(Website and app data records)
********************

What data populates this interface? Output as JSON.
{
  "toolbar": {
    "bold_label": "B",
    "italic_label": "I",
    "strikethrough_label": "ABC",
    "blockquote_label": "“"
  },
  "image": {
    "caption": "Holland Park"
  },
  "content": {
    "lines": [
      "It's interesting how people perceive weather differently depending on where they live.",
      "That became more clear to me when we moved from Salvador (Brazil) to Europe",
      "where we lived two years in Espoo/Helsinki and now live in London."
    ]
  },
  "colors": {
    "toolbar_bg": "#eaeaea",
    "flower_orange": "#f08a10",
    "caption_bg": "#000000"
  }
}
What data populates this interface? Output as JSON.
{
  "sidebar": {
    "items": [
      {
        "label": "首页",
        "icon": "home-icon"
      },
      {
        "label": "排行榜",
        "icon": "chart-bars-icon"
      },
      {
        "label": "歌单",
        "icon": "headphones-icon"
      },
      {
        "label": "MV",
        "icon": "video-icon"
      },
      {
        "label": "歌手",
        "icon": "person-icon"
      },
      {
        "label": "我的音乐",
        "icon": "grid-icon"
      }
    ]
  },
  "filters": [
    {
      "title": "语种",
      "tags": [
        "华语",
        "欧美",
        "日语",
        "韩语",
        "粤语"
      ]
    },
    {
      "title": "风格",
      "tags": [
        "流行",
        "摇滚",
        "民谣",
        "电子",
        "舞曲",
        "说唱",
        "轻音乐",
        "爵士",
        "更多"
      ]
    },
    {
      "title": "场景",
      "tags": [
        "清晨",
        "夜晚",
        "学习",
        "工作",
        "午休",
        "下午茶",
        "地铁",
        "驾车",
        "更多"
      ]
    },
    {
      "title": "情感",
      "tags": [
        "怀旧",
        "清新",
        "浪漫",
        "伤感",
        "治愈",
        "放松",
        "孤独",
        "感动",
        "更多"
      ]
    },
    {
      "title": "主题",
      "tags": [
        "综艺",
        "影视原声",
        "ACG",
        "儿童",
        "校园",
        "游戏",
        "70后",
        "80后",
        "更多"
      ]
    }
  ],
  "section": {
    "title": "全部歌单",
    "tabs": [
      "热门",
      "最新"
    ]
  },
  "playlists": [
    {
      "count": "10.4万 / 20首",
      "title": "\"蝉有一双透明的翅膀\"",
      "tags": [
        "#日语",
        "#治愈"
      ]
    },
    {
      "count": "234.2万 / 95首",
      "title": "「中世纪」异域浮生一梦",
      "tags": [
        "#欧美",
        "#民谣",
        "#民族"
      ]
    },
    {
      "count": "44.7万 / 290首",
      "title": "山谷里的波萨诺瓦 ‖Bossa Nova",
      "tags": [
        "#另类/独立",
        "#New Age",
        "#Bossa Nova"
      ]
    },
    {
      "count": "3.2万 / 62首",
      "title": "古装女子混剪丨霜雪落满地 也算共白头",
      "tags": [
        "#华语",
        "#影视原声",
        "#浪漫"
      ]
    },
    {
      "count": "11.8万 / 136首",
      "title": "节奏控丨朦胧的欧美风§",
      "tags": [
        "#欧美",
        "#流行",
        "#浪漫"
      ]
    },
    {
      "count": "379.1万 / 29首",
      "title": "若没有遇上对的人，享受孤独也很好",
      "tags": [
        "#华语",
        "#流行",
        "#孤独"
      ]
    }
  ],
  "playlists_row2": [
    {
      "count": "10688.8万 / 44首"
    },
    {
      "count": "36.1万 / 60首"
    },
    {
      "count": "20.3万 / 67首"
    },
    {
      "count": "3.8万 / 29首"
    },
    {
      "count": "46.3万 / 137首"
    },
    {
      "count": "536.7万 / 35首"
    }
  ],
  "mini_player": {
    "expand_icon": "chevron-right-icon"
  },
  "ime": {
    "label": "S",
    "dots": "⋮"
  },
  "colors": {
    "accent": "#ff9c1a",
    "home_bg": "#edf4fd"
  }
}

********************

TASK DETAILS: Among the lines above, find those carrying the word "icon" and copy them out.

REPLY:
        "icon": "home-icon"
        "icon": "chart-bars-icon"
        "icon": "headphones-icon"
        "icon": "video-icon"
        "icon": "person-icon"
        "icon": "grid-icon"
    "expand_icon": "chevron-right-icon"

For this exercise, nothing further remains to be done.